By Vipula Wanigasekera –
Referring to an article in a Sunday newspaper way back in 2010, we revisit a persisting issue in today’s context: the blaring music that plagues most privately operated buses in Sri Lanka. The said news item stated that ‘The new laws will extend to the use of megaphones, loudspeakers, gramophones and any instrument that automatically, mechanically, electrically or electronically produces, reproduces or amplifies sound’.
These regulations were touted as cutting-edge, with state-of-the-art technology poised to monitor sound levels from vendors and vehicles. The article further specified ‘Special technology will be used to measure sound levels. Noise levels exceeding 63 decibels (dB) will be prohibited by law’.
The authorities had come hard on noise pollution in private buses from time to time with following headings.
Youtube video on ‘Noise Pollution in Sri Lankan private buses’
However, it seems the only tangible outcome was the issuance of Gazette No. 1738/37-29 in 2011, which only pertained to vehicle horns, leaving the issue of loud music on public transport unaddressed.
Speculations regarding why regulations to curb loud music have not materialized include claims that passengers enjoy the music or that drivers need it to stay alert. These explanations lack substantiated evidence from actual commuters and confuse the issue of driver fatigue with the need for blaring music. If necessary, one sound system can be placed right under the driver’s seat to prevent drivers from succumbing to drowsiness.
The core problem lies in adhering to accepted decibel levels if music is considered essential during commutes. In such cases, sound levels should enable passengers to converse, take phone calls, or enjoy their own music via hands-free headsets which is not the case in most privately run public transport.
It appears that politicians and senior officials lack firsthand experience of the agony passengers endure during their daily commutes. Perhaps not even the readers of this article. Almost every privately operated bus in Sri Lanka carries robust sound systems, well fitted to ensure that every passenger is exposed, including infants, to a continuous barrage of noise with the high tempo beat.
This differs significantly from musical performances where loud music serves an artistic and dance purpose where the authorities have to evaluate such decisions to strike a balance. In cases like the use of loudspeakers in places of worship, politicians may hesitate to intervene for obvious reasons.
In one juncture, a former Minister and a few others quite courageously took a decision to go to courts against a temple using loud speakers and succeeded in getting a verdict in favour of the complainants.

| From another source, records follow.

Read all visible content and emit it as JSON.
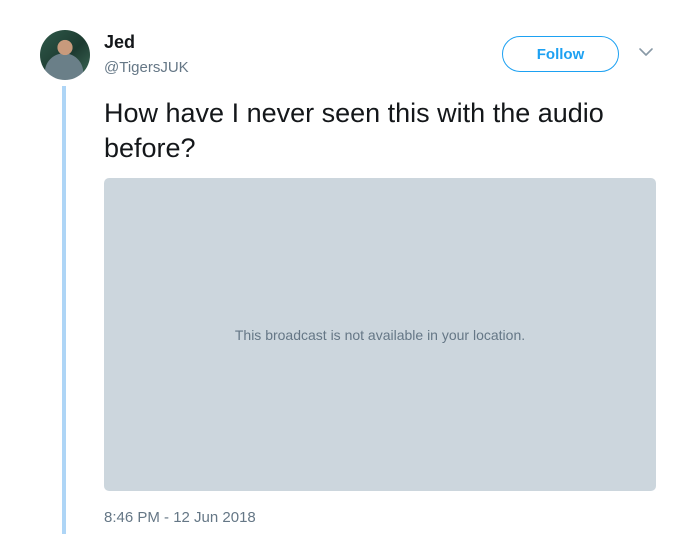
{
  "author": {
    "display_name": "Jed",
    "handle": "@TigersJUK"
  },
  "actions": {
    "follow_label": "Follow",
    "menu_icon": "chevron-down-icon"
  },
  "tweet": {
    "text": "How have I never seen this with the audio before?",
    "media_message": "This broadcast is not available in your location.",
    "timestamp": "8:46 PM - 12 Jun 2018"
  },
  "colors": {
    "accent": "#1da1f2",
    "thread_line": "#aed5f6",
    "media_background": "#ccd6dd",
    "secondary_text": "#657786"
  }
}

The poor commuters do not have the means to take these bus operators to task.
This article suggests that authorities should take measures within their capacity to address this issue. The public should not be at the mercy of an irrational minority of drivers and conductors who seem indifferent to their well-being. Due to fear of immediate backlash and verbal abuse, the public rarely voices their concerns.
As National Centre for Biotechnology Information which is part of the United States National Library of Medicine, revealed in 2017 ‘humans have a hearing threshold of around 0 decibels. Above this threshold, sounds with higher sound pressure levels are heard as louder noises. Sounds above 90 dB can lead to chronic hearing damage if people are exposed to them every day or all the time‘

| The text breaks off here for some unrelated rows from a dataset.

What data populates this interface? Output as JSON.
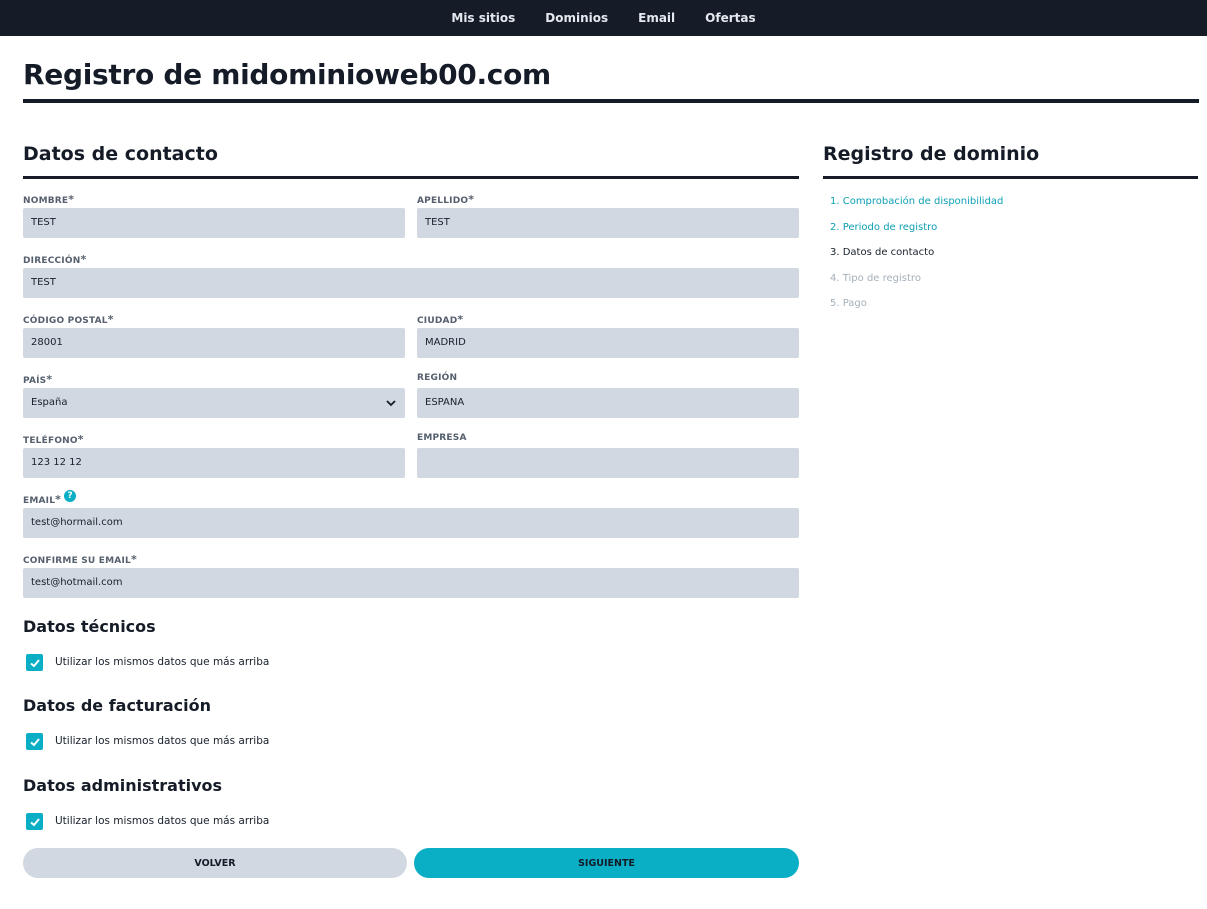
{
  "nav": {
    "items": [
      "Mis sitios",
      "Dominios",
      "Email",
      "Ofertas"
    ]
  },
  "page": {
    "title": "Registro de midominioweb00.com"
  },
  "contact": {
    "section_title": "Datos de contacto",
    "required_mark": "*",
    "fields": {
      "nombre": {
        "label": "NOMBRE",
        "value": "TEST"
      },
      "apellido": {
        "label": "APELLIDO",
        "value": "TEST"
      },
      "direccion": {
        "label": "DIRECCIÓN",
        "value": "TEST"
      },
      "codigo_postal": {
        "label": "CÓDIGO POSTAL",
        "value": "28001"
      },
      "ciudad": {
        "label": "CIUDAD",
        "value": "MADRID"
      },
      "pais": {
        "label": "PAÍS",
        "value": "España"
      },
      "region": {
        "label": "REGIÓN",
        "value": "ESPANA"
      },
      "telefono": {
        "label": "TELÉFONO",
        "value": "123 12 12"
      },
      "empresa": {
        "label": "EMPRESA",
        "value": ""
      },
      "email": {
        "label": "EMAIL",
        "value": "test@hormail.com",
        "help": "?"
      },
      "confirm_email": {
        "label": "CONFIRME SU EMAIL",
        "value": "test@hotmail.com"
      }
    }
  },
  "tecnicos": {
    "title": "Datos técnicos",
    "checkbox_label": "Utilizar los mismos datos que más arriba",
    "checked": true
  },
  "facturacion": {
    "title": "Datos de facturación",
    "checkbox_label": "Utilizar los mismos datos que más arriba",
    "checked": true
  },
  "administrativos": {
    "title": "Datos administrativos",
    "checkbox_label": "Utilizar los mismos datos que más arriba",
    "checked": true
  },
  "buttons": {
    "back": "VOLVER",
    "next": "SIGUIENTE"
  },
  "sidebar": {
    "title": "Registro de dominio",
    "steps": [
      {
        "label": "1. Comprobación de disponibilidad",
        "state": "done"
      },
      {
        "label": "2. Periodo de registro",
        "state": "done"
      },
      {
        "label": "3. Datos de contacto",
        "state": "current"
      },
      {
        "label": "4. Tipo de registro",
        "state": "pending"
      },
      {
        "label": "5. Pago",
        "state": "pending"
      }
    ]
  },
  "colors": {
    "accent": "#0aafc5",
    "dark": "#151c27",
    "field_bg": "#d1d8e1"
  }
}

To quote World Health Organization: ‘excessive noise seriously harms human health and interferes with people’s daily activities at school, at work, at home and during leisure time. It can disturb sleep, cause cardiovascular and psychophysiological effects, reduce performance and provoke annoyance responses and changes in social behaviour.’ and this is a single major issue which affects the lower middle class comprising majority of commuters in Sri Lanka.
One may ask – if a seemingly straightforward problem like this cannot be rectified through practical governance citing health reasons, addressing more complex national issues may continue to remain elusive in Sri Lanka.
*Writer is a former diplomat, head of the tourism authority/Convention Bureau, Academic, and currently a wellness practitioner specializing in meditation and healing therapy